Two moments of non-elite partisans communicating to party elites of the right have seemed most meaningful to me since I last blogged.
First, the moment in the second US Republican debate where Jeb Bush claimed that his brother George W. "kept us safe", to which the wingnut audience at the Reagan Library burst out into unanimous applause. The idiocy of this assertion in the context of 9/11 and dozens of Benghazi-level embassy and consulate attacks is lost on these ideologues in their media bubble of epistemic closure, and the message to GOP elites is to ramp up the crazy because that's what gets the base excited. Thus we will probably get another government shutdown this year, with Congress in chaos and no competent candidate willing to grasp the poisoned gavel of the Speakership to replace the failed John Boehner.
Second, the moment in the most recent Australian Liberal Party conference when Malcolm Turnbull rolled out a canned line that every Liberal leader runs with at such times, to the effect that the Liberal Party is superior to the other side because it doesn't have factions. The attending LNP hoi polloi - some of whom were the factional elites who installed him as Prime Minister in the party room, but most of whom were rank-and-file members aligned with one of the factions - laughed him down with a scornful tone. This gut reaction not only put a lie to Turnbull's bald statement, but signalled that we don't go for that sort of bullshit in this country, not even in right-wing politics.

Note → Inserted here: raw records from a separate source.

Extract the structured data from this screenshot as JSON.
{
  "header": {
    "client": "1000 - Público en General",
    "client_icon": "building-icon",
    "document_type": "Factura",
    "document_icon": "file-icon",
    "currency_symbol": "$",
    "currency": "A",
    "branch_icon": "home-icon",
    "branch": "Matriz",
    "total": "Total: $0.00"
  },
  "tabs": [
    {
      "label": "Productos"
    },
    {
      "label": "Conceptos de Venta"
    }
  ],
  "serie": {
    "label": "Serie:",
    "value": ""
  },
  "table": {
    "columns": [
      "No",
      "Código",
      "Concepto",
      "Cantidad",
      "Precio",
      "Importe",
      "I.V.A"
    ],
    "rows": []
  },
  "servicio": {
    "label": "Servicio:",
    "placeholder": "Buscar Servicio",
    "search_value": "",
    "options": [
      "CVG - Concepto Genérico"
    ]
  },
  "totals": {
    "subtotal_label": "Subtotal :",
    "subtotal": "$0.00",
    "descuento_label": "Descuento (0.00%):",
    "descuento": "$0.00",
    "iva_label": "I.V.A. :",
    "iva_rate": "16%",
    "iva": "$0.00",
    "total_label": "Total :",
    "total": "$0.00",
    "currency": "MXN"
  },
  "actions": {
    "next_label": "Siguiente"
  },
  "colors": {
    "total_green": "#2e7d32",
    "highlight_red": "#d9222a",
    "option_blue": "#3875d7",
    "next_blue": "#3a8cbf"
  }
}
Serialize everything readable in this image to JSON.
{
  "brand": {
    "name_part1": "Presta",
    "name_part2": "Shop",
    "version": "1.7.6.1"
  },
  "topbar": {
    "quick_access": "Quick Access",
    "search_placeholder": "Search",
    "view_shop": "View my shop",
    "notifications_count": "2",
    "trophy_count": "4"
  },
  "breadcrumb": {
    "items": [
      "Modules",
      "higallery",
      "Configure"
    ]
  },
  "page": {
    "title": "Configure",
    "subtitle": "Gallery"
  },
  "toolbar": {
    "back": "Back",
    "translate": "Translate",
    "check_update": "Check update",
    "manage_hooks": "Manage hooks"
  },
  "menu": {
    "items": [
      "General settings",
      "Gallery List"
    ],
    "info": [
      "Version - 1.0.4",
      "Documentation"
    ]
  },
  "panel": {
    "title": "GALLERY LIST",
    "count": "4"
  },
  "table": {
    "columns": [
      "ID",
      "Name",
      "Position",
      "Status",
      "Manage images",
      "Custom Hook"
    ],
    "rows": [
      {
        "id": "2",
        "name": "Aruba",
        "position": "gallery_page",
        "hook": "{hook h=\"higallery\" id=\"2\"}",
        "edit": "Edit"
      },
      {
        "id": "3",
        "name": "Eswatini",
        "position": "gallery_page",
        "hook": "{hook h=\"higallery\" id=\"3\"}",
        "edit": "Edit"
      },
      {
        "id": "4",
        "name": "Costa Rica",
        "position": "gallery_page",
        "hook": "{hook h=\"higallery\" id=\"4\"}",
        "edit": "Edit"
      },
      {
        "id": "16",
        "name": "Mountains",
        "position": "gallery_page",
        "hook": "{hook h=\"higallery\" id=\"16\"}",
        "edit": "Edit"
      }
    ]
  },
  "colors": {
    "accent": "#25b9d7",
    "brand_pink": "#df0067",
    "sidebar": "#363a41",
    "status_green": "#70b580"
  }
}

The upshot of this is that the Republican Party is descending into the murky territory of actually being unfit to govern and an electoral majority of the public realising this truth, whereas the Liberal Party still has a hope of running the public sector without completely buggering it up. We tried the Third Way of Rudd-ism and it was found wanting in terms of implementation, allowing the Utopia-style APS bureaucracy to rise to the level of its incompetence in the absence of firm hands being on the departmental levers. Now we will give Turnbull the wheel and see if his brand of cheerful waffle managerialism masquerading as techno-wonkery can do any better.
Prior to the decisive spill, I had been building a case over the previous year or so about how Scott Morrison would be the next Liberal leader. The Libs decided to go with Turnbull, with Morrison's faction delivering the key swing votes in the party room, which led to the heated Ray Hadley 2GB interview in the days afterwards. It is blindingly obvious that Morrison could have put his hand up to be the champion of the Abetz/Andrews religious nudge faction but demurred, trusting that he will be the next Liberal leader to win an election when Turnbull fails. I won't go so far as to guarantee it, Andrew Elder style, but I agree with Morrison's calculations.

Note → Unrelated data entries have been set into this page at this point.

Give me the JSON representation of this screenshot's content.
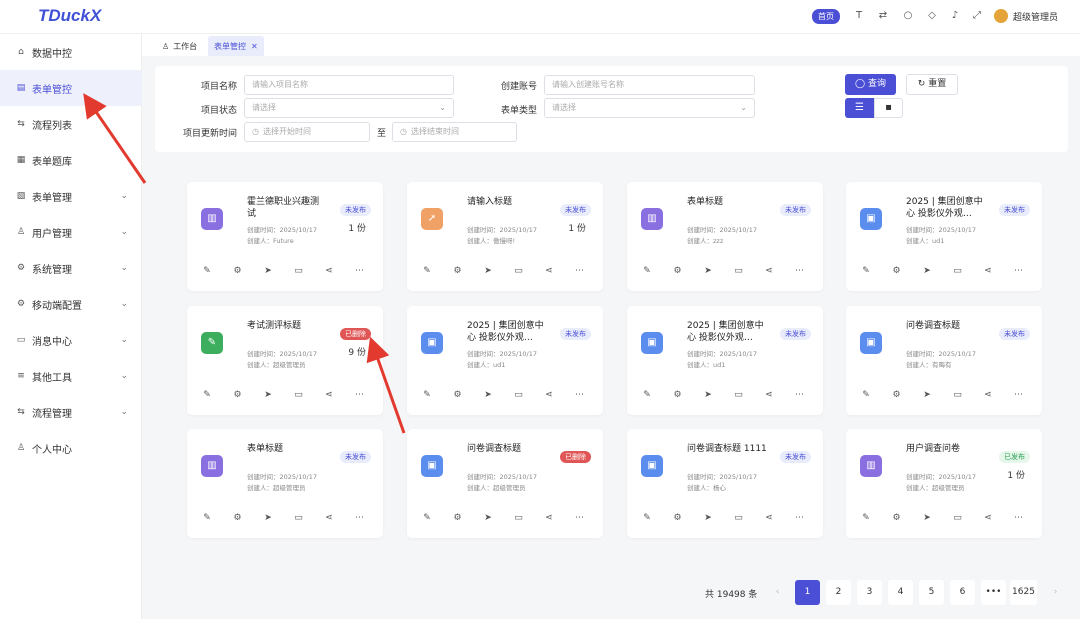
{
  "app": {
    "logo": "TDuckX",
    "home_label": "首页",
    "username": "超级管理员"
  },
  "sidebar": {
    "items": [
      {
        "label": "数据中控",
        "icon": "home-icon",
        "chev": false
      },
      {
        "label": "表单管控",
        "icon": "form-icon",
        "chev": false,
        "active": true
      },
      {
        "label": "流程列表",
        "icon": "flow-icon",
        "chev": false
      },
      {
        "label": "表单题库",
        "icon": "grid-icon",
        "chev": false
      },
      {
        "label": "表单管理",
        "icon": "form-manage-icon",
        "chev": true
      },
      {
        "label": "用户管理",
        "icon": "user-icon",
        "chev": true
      },
      {
        "label": "系统管理",
        "icon": "gear-icon",
        "chev": true
      },
      {
        "label": "移动端配置",
        "icon": "gear-icon",
        "chev": true
      },
      {
        "label": "消息中心",
        "icon": "message-icon",
        "chev": true
      },
      {
        "label": "其他工具",
        "icon": "menu-icon",
        "chev": true
      },
      {
        "label": "流程管理",
        "icon": "flow-icon",
        "chev": true
      },
      {
        "label": "个人中心",
        "icon": "user-icon",
        "chev": false
      }
    ]
  },
  "tabs": [
    {
      "label": "工作台"
    },
    {
      "label": "表单管控",
      "active": true
    }
  ],
  "filter": {
    "project_name_label": "项目名称",
    "project_name_placeholder": "请输入项目名称",
    "creator_label": "创建账号",
    "creator_placeholder": "请输入创建账号名称",
    "status_label": "项目状态",
    "status_placeholder": "请选择",
    "type_label": "表单类型",
    "type_placeholder": "请选择",
    "updated_label": "项目更新时间",
    "start_placeholder": "选择开始时间",
    "to_label": "至",
    "end_placeholder": "选择结束时间",
    "query_label": "查询",
    "reset_label": "重置"
  },
  "cards": [
    {
      "title": "霍兰德职业兴趣测试",
      "created": "创建时间：2025/10/17",
      "creator": "创建人：Future",
      "badge": "未发布",
      "badge_type": "unpub",
      "count": "1 份",
      "icon_color": "#8a6fe0",
      "icon": "chart-icon"
    },
    {
      "title": "请输入标题",
      "created": "创建时间：2025/10/17",
      "creator": "创建人：傲慢呀!",
      "badge": "未发布",
      "badge_type": "unpub",
      "count": "1 份",
      "icon_color": "#f0a266",
      "icon": "rocket-icon"
    },
    {
      "title": "表单标题",
      "created": "创建时间：2025/10/17",
      "creator": "创建人：zzz",
      "badge": "未发布",
      "badge_type": "unpub",
      "count": "",
      "icon_color": "#8a6fe0",
      "icon": "chart-icon"
    },
    {
      "title": "2025 | 集团创意中心 投影仪外观…",
      "created": "创建时间：2025/10/17",
      "creator": "创建人：ud1",
      "badge": "未发布",
      "badge_type": "unpub",
      "count": "",
      "icon_color": "#5b8def",
      "icon": "doc-icon"
    },
    {
      "title": "考试测评标题",
      "created": "创建时间：2025/10/17",
      "creator": "创建人：超级管理员",
      "badge": "已删除",
      "badge_type": "deleted",
      "count": "9 份",
      "icon_color": "#3dae5e",
      "icon": "exam-icon"
    },
    {
      "title": "2025 | 集团创意中心 投影仪外观…",
      "created": "创建时间：2025/10/17",
      "creator": "创建人：ud1",
      "badge": "未发布",
      "badge_type": "unpub",
      "count": "",
      "icon_color": "#5b8def",
      "icon": "doc-icon"
    },
    {
      "title": "2025 | 集团创意中心 投影仪外观…",
      "created": "创建时间：2025/10/17",
      "creator": "创建人：ud1",
      "badge": "未发布",
      "badge_type": "unpub",
      "count": "",
      "icon_color": "#5b8def",
      "icon": "doc-icon"
    },
    {
      "title": "问卷调查标题",
      "created": "创建时间：2025/10/17",
      "creator": "创建人：有晦有",
      "badge": "未发布",
      "badge_type": "unpub",
      "count": "",
      "icon_color": "#5b8def",
      "icon": "doc-icon"
    },
    {
      "title": "表单标题",
      "created": "创建时间：2025/10/17",
      "creator": "创建人：超级管理员",
      "badge": "未发布",
      "badge_type": "unpub",
      "count": "",
      "icon_color": "#8a6fe0",
      "icon": "chart-icon"
    },
    {
      "title": "问卷调查标题",
      "created": "创建时间：2025/10/17",
      "creator": "创建人：超级管理员",
      "badge": "已删除",
      "badge_type": "deleted",
      "count": "",
      "icon_color": "#5b8def",
      "icon": "doc-icon"
    },
    {
      "title": "问卷调查标题 1111",
      "created": "创建时间：2025/10/17",
      "creator": "创建人：杨心",
      "badge": "未发布",
      "badge_type": "unpub",
      "count": "",
      "icon_color": "#5b8def",
      "icon": "doc-icon"
    },
    {
      "title": "用户调查问卷",
      "created": "创建时间：2025/10/17",
      "creator": "创建人：超级管理员",
      "badge": "已发布",
      "badge_type": "pub",
      "count": "1 份",
      "icon_color": "#8a6fe0",
      "icon": "chart-icon"
    }
  ],
  "pagination": {
    "total": "共 19498 条",
    "pages": [
      "1",
      "2",
      "3",
      "4",
      "5",
      "6",
      "•••",
      "1625"
    ]
  }
}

Meanwhile, the Turnbull government is now ensconced, albeit he has been mostly busy launching policies put in place by Abbott and hasn't had time to do much off his own bat. Honeymoon polls have been mostly underwhelming, going as low as 50:50 already without the leader having actually made a contentious decision yet.
I have not seen anything to dissuade me from the notion that Turnbull is as hamstrung on policy as Abbott was. This government has been a lameduck administration from the start, we've just exchanged caretakers. Turnbull doesn't even have any culture wars to wage to distract the Liberal luvvies. If and when he actually starts making any decisions, one of two things will happen. If he moves to the right, watch his polls plummet immediately. If he moves to the left, watch the party room destabilise (and then the polls plummet later).